**Exercise input:**
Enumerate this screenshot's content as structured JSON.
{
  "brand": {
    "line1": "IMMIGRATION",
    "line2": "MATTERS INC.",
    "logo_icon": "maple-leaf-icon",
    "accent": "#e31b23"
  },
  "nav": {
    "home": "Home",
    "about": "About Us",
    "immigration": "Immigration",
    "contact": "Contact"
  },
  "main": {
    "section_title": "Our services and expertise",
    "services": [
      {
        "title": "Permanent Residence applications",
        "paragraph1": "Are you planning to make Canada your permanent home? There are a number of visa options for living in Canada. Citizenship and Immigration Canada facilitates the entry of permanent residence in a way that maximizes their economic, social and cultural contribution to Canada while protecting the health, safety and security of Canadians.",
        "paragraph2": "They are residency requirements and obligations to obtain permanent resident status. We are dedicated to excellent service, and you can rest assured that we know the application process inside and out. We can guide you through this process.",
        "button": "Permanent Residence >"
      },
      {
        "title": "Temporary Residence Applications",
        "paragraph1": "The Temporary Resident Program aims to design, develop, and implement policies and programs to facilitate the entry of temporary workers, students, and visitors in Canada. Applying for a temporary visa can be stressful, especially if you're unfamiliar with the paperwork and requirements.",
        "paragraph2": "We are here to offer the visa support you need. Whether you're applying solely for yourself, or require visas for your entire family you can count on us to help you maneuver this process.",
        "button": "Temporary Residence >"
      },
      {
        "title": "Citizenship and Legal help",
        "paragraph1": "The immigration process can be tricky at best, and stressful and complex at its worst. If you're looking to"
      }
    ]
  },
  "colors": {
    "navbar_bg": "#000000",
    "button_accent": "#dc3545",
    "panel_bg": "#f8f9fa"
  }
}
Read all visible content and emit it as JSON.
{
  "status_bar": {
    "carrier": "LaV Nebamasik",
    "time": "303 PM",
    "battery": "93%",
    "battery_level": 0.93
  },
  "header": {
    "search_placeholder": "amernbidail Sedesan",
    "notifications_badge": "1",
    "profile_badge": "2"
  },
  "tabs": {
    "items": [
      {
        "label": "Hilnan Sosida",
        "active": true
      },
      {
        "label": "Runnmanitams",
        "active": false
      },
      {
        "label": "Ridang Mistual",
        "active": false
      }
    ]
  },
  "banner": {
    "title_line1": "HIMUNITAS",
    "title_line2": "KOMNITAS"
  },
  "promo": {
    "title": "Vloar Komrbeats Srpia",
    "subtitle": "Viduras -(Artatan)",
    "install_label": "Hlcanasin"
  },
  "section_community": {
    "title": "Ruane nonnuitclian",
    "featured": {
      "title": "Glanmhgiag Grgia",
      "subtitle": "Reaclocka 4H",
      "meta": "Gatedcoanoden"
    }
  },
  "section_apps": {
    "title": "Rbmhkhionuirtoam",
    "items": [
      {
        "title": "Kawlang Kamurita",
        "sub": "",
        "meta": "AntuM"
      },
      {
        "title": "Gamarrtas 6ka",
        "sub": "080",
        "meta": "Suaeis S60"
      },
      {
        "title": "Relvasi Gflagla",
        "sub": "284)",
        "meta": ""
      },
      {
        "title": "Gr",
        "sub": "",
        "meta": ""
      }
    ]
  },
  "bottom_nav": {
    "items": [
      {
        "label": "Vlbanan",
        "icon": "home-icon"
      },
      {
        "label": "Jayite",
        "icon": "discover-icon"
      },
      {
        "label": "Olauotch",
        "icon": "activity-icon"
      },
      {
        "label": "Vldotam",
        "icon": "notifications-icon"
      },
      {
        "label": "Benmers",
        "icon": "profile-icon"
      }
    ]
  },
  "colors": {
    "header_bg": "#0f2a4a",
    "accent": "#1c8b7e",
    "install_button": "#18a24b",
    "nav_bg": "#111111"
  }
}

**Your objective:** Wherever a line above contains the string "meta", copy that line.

**Reply to the exercise:**
      "meta": "Gatedcoanoden"
        "meta": "AntuM"
        "meta": "Suaeis S60"
        "meta": ""
        "meta": ""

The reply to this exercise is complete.